"When one of them said to me 'Had it not been for you, I would have died', I knew I was doing something right."
As countries across the world reported a surge in calls to domestic violence hotlines, India's federal and state governments set up a dedicated helpline for women during the coronavirus restrictions.
The National Commission for Women (NCW) also launched a WhatsApp helpline in April, according to the women's ministry.
The NCW registered 660 complaints of domestic violence in July, up about 45% from the previous month. During the strict lockdown between late March and June, the commission's helpline logged some 1,500 complaints.
Neither the women's ministry or the NCW responded to requests for comment.
Sarika Sinha, a director at ActionAid India who manages Gauravi, said the women tuk-tuk drivers played a key role in identifying and ensuring support to domestic abuse victims.
"It's a difficult time. You lose your livelihood, you lose your food, you lose your security," she said.
"So, where do these most vulnerable women go? That's the larger picture that needs to be seen against the COVID-19 pandemic."
She said the centre received 1,400 distress calls from women during the lockdown, ranging from domestic abuse, marital rape and trafficking cases to pregnant women unable to access healthcare and abortion services.
In cases involving domestic violence, counsellors would talk to the couple over the phone. If that failed, they would meet the husband at the couple's home or at Gauravi before approaching the police for help.
"If husbands didn't mend their ways, we would keep the women and their young children at our shelter," said Neelima Jatav, 26, who joined Gauravi as a staff worker after enduring domestic abuse, divorce and a miscarriage.
While there were many challenges - not least securing travel permits to reach distressed women, one of the biggest was social distancing, Sinha said.
"Earlier we would hug women, hold them, wipe their tears to comfort them during a difficult time," she said.
"A healing touch - that was what was most needed during COVID-19 - and that totally got lost."
There is no quick end in sight to the outbreak in India as coronavirus cases soar in the world's second most-populous nation, reaching 3.69 million this week as the country repeatedly reports the highest global single-day caseloads.
Despite the surge in infections, restrictions are being eased as authorities seek to revive the economy.
The United Nations has called domestic violence a "shadow pandemic", predicting that lockdowns could lead to a 20% surge in abuse.
To prevent such an outcome, the women at Gauravi decided to find vulnerable people, list their needs, pack kits of food and vital aid and use their tuk-tuks to deliver nearly 10,000 of them over the three months.
They also drove women to work, helped them call government ambulances and raised awareness about COVID-19 when public transport - including tuk-tuks - came to a halt, depriving the women drivers of the daily income of up to 1,500 rupees ($20).
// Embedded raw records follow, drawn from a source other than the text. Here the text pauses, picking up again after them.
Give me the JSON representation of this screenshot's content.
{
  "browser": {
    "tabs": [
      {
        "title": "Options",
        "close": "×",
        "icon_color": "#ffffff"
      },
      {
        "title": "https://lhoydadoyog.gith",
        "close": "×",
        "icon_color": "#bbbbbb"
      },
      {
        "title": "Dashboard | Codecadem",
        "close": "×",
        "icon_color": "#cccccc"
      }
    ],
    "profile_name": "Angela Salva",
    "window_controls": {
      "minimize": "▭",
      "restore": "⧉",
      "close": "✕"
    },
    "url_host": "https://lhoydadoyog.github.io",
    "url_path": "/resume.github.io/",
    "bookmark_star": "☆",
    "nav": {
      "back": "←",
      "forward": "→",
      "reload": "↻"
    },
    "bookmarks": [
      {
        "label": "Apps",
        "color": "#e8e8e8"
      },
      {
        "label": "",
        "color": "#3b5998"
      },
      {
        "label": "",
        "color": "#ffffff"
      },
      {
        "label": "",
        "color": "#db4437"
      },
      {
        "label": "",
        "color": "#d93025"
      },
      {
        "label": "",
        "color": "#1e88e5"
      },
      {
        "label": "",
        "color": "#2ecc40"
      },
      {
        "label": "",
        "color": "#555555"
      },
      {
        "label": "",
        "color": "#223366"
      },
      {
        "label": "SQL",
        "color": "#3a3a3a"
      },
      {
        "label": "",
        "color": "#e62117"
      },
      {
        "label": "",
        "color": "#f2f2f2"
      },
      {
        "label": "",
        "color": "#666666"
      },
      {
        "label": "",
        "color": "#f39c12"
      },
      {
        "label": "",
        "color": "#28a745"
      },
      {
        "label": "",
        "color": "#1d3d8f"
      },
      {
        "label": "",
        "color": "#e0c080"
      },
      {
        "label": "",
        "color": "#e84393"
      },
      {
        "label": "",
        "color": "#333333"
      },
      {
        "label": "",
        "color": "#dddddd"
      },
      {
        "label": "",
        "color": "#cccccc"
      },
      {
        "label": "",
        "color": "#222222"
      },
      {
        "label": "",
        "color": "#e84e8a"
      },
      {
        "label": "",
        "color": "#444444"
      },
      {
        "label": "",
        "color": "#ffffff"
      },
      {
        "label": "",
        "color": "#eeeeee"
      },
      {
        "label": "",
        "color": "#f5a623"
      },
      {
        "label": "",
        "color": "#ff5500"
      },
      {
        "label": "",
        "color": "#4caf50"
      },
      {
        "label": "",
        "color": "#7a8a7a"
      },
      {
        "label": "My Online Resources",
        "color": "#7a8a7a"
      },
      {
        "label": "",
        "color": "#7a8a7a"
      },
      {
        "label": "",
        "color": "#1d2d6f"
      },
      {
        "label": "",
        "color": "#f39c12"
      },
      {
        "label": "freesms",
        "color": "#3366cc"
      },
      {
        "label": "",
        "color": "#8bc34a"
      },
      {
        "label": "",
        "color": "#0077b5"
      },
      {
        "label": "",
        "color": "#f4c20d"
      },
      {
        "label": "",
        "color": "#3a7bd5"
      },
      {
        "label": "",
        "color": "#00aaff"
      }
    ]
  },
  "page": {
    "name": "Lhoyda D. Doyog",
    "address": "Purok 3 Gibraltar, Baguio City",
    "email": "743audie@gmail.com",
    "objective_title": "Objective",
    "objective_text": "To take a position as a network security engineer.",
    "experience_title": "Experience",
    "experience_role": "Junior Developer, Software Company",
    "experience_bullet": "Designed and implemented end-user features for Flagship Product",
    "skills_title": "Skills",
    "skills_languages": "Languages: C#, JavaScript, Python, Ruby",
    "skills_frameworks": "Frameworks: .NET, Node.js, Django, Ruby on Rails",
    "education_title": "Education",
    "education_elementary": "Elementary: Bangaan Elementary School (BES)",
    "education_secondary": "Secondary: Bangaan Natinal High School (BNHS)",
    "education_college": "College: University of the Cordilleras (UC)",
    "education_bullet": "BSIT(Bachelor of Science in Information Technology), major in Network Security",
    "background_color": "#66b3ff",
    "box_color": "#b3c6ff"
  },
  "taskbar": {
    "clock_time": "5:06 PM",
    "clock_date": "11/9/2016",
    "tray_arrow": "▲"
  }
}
Pranita Achyut, a director at the International Center for Research on Women in Asia, welcomed such projects, but said India had a long way to go in adequately supporting and rehabilitating women trying to flee abuse.
"Unless we take violence as a systemic, structural issue, small bits and pieces - while they are important and necessary – will not be enough," she said.
She called for a range of actions, including reforming India's creaking criminal justice system to ensure more domestic abuse cases reach court and make it more sensitive to the mental health problems suffered by many victims.
In the meantime, Jahan said she was happy with her newly-acquired driving skill, which she credits for a boost in her confidence - something she lacked in the past.
"I was very nervous at first... and people made fun of me too. But I carried on regardless. They slowly understood I was not going to back down," she said, adding that she now felt ready to learn how to drive a bus, and then fly a plane.
"I've never been on one, but it has been my childhood dream to fly one."